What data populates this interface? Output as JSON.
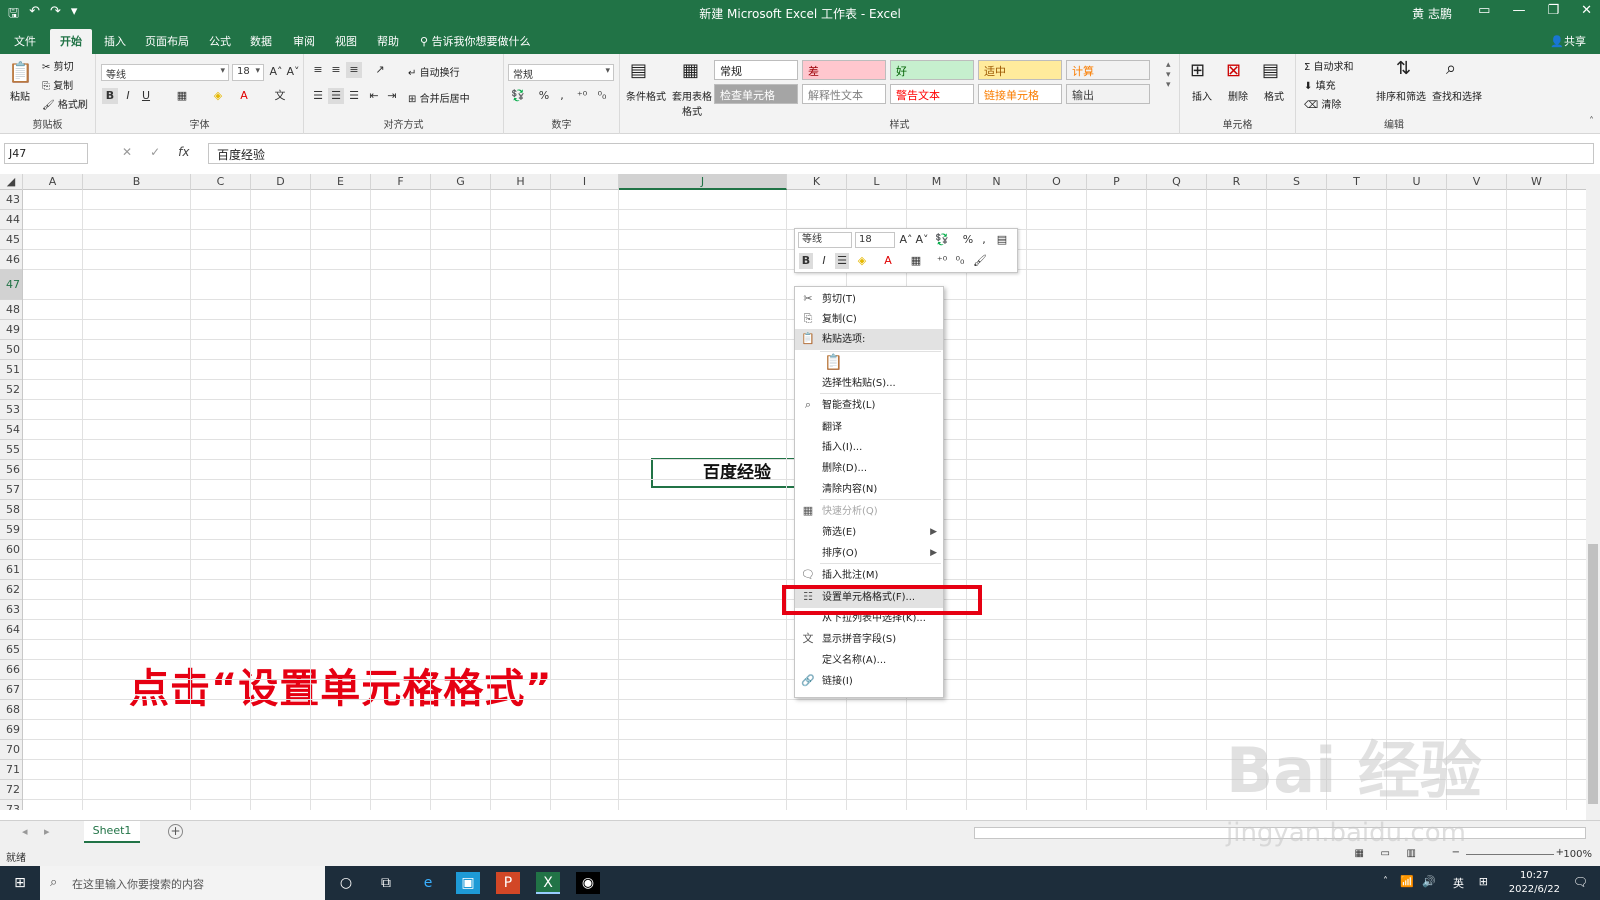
{
  "window": {
    "title": "新建 Microsoft Excel 工作表 - Excel",
    "user": "黄 志鹏"
  },
  "ribbon_tabs": [
    {
      "label": "文件"
    },
    {
      "label": "开始"
    },
    {
      "label": "插入"
    },
    {
      "label": "页面布局"
    },
    {
      "label": "公式"
    },
    {
      "label": "数据"
    },
    {
      "label": "审阅"
    },
    {
      "label": "视图"
    },
    {
      "label": "帮助"
    },
    {
      "label": "告诉我你想要做什么"
    }
  ],
  "share_label": "共享",
  "clipboard": {
    "paste": "粘贴",
    "cut": "剪切",
    "copy": "复制",
    "painter": "格式刷",
    "group": "剪贴板"
  },
  "font": {
    "name": "等线",
    "size": "18",
    "group": "字体",
    "bold": "B",
    "italic": "I",
    "underline": "U"
  },
  "alignment": {
    "wrap": "自动换行",
    "merge": "合并后居中",
    "group": "对齐方式"
  },
  "number": {
    "format": "常规",
    "group": "数字"
  },
  "styles": {
    "cond": "条件格式",
    "table": "套用表格格式",
    "group": "样式",
    "cells": [
      {
        "label": "常规",
        "bg": "#ffffff",
        "fg": "#222222"
      },
      {
        "label": "差",
        "bg": "#ffc7ce",
        "fg": "#9c0006"
      },
      {
        "label": "好",
        "bg": "#c6efce",
        "fg": "#006100"
      },
      {
        "label": "适中",
        "bg": "#ffeb9c",
        "fg": "#9c5700"
      },
      {
        "label": "计算",
        "bg": "#f2f2f2",
        "fg": "#fa7d00"
      },
      {
        "label": "检查单元格",
        "bg": "#a5a5a5",
        "fg": "#ffffff"
      },
      {
        "label": "解释性文本",
        "bg": "#ffffff",
        "fg": "#7f7f7f"
      },
      {
        "label": "警告文本",
        "bg": "#ffffff",
        "fg": "#ff0000"
      },
      {
        "label": "链接单元格",
        "bg": "#ffffff",
        "fg": "#fa7d00"
      },
      {
        "label": "输出",
        "bg": "#f2f2f2",
        "fg": "#3f3f3f"
      }
    ]
  },
  "cells_group": {
    "insert": "插入",
    "delete": "删除",
    "format": "格式",
    "group": "单元格"
  },
  "editing": {
    "autosum": "自动求和",
    "fill": "填充",
    "clear": "清除",
    "sort": "排序和筛选",
    "find": "查找和选择",
    "group": "编辑"
  },
  "formula_bar": {
    "namebox": "J47",
    "fx": "fx",
    "value": "百度经验"
  },
  "columns": [
    "A",
    "B",
    "C",
    "D",
    "E",
    "F",
    "G",
    "H",
    "I",
    "J",
    "K",
    "L",
    "M",
    "N",
    "O",
    "P",
    "Q",
    "R",
    "S",
    "T",
    "U",
    "V",
    "W"
  ],
  "rows": [
    "43",
    "44",
    "45",
    "46",
    "47",
    "48",
    "49",
    "50",
    "51",
    "52",
    "53",
    "54",
    "55",
    "56",
    "57",
    "58",
    "59",
    "60",
    "61",
    "62",
    "63",
    "64",
    "65",
    "66",
    "67",
    "68",
    "69",
    "70",
    "71",
    "72",
    "73",
    "74"
  ],
  "active_cell": {
    "value": "百度经验"
  },
  "annotation": "点击“设置单元格格式”",
  "mini_toolbar": {
    "font": "等线",
    "size": "18"
  },
  "context_menu": [
    {
      "label": "剪切(T)",
      "icon": "scissors-icon",
      "glyph": "✂"
    },
    {
      "label": "复制(C)",
      "icon": "copy-icon",
      "glyph": "⎘"
    },
    {
      "label": "粘贴选项:",
      "icon": "paste-icon",
      "glyph": "📋"
    },
    {
      "label": "选择性粘贴(S)...",
      "icon": "",
      "glyph": ""
    },
    {
      "label": "智能查找(L)",
      "icon": "smart-lookup-icon",
      "glyph": "⌕"
    },
    {
      "label": "翻译",
      "icon": "",
      "glyph": ""
    },
    {
      "label": "插入(I)...",
      "icon": "",
      "glyph": ""
    },
    {
      "label": "删除(D)...",
      "icon": "",
      "glyph": ""
    },
    {
      "label": "清除内容(N)",
      "icon": "",
      "glyph": ""
    },
    {
      "label": "快速分析(Q)",
      "icon": "quick-analysis-icon",
      "glyph": "▦"
    },
    {
      "label": "筛选(E)",
      "icon": "",
      "glyph": ""
    },
    {
      "label": "排序(O)",
      "icon": "",
      "glyph": ""
    },
    {
      "label": "插入批注(M)",
      "icon": "comment-icon",
      "glyph": "🗨"
    },
    {
      "label": "设置单元格格式(F)...",
      "icon": "format-cells-icon",
      "glyph": "☷"
    },
    {
      "label": "从下拉列表中选择(K)...",
      "icon": "",
      "glyph": ""
    },
    {
      "label": "显示拼音字段(S)",
      "icon": "phonetic-icon",
      "glyph": "文"
    },
    {
      "label": "定义名称(A)...",
      "icon": "",
      "glyph": ""
    },
    {
      "label": "链接(I)",
      "icon": "link-icon",
      "glyph": "🔗"
    }
  ],
  "sheet": {
    "tab": "Sheet1"
  },
  "status": {
    "ready": "就绪",
    "zoom": "100%"
  },
  "taskbar": {
    "search": "在这里输入你要搜索的内容",
    "time": "10:27",
    "date": "2022/6/22",
    "ime": "英"
  },
  "watermark": {
    "logo": "Bai 经验",
    "url": "jingyan.baidu.com"
  },
  "colors": {
    "excel_green": "#217346",
    "annotation_red": "#e60012"
  }
}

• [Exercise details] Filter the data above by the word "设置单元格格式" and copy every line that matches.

• [Task response]
  "annotation": "点击“设置单元格格式”",
      "label": "设置单元格格式(F)...",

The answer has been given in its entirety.